By Eric Roston
It’s a number with a name its inventors concede is baffling. But it may also be, as many in the field have called it, the most important number you’ve never heard of. The “social cost of carbon,” or SCC, was created to show policy makers the gap between the market price of fossil fuels and the cost of the environmental damage they cause. The Trump administration all but ignored climate accounting in its regulations, but President Joe Biden has ordered his staff to move promptly to calculate new social cost estimates for CO₂, plus nitrous oxide and methane.
1. What is the social cost of carbon?
It’s a tool used in federal benefit-cost analysis to account for the damage greenhouse gas pollution inflicts on society, whether it comes in the form of deadly heat waves, water shortages or disappearing crops or animals. One of its champions, Michael Greenstone, says it can also be regarded as “the benefit, in money terms, of reducing carbon emissions.” Those benefits can justify regulations that make polluting activities more expensive. To distinguish among the effects of the greenhouse gases, the SCC in recent years has fractured into separate “social costs” of CO₂, methane and nitrous oxide.

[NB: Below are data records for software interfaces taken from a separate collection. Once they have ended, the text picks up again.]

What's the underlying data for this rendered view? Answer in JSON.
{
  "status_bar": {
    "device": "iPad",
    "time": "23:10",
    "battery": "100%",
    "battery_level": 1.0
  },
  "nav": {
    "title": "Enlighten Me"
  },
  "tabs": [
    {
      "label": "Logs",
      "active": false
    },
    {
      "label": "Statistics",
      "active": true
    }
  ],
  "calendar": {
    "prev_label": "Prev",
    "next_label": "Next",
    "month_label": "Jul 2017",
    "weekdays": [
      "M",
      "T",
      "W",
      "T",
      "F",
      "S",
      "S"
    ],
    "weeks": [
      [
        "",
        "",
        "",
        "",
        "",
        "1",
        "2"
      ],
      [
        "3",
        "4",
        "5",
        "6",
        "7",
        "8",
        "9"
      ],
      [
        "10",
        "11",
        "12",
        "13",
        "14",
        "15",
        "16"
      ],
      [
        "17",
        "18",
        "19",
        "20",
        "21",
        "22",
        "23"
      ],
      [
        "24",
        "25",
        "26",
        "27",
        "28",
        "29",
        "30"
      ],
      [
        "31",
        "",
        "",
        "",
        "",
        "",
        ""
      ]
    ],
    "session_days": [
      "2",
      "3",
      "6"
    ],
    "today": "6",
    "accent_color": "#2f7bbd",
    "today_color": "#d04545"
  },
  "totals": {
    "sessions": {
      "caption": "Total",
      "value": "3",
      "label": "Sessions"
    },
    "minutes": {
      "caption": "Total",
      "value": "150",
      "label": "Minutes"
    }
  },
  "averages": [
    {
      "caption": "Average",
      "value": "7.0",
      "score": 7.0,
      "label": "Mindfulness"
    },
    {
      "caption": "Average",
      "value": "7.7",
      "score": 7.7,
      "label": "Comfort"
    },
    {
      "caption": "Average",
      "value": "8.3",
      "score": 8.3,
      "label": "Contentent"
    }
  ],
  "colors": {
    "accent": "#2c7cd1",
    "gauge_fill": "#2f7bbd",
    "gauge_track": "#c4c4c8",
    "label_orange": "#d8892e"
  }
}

2. Where does the number come from?
A federal court slapped the Department of Transportation in 2008 for failing to account for the benefits of cutting carbon-dioxide emissions. In the early years of the Obama administration, Greenstone, now the Milton Friedman Distinguished Service Professor in Economics at the University of Chicago, and Cass Sunstein, a law professor at Harvard University then working at the White House, led a team that developed a formula that agencies could use to factor in the benefit of avoiding emissions when pricing out a new policy. Social-cost estimates can also help inform legislation dealing with carbon pricing, such as taxes or cap-and-trade programs, although legislators tend to take into account other economic and political factors as well.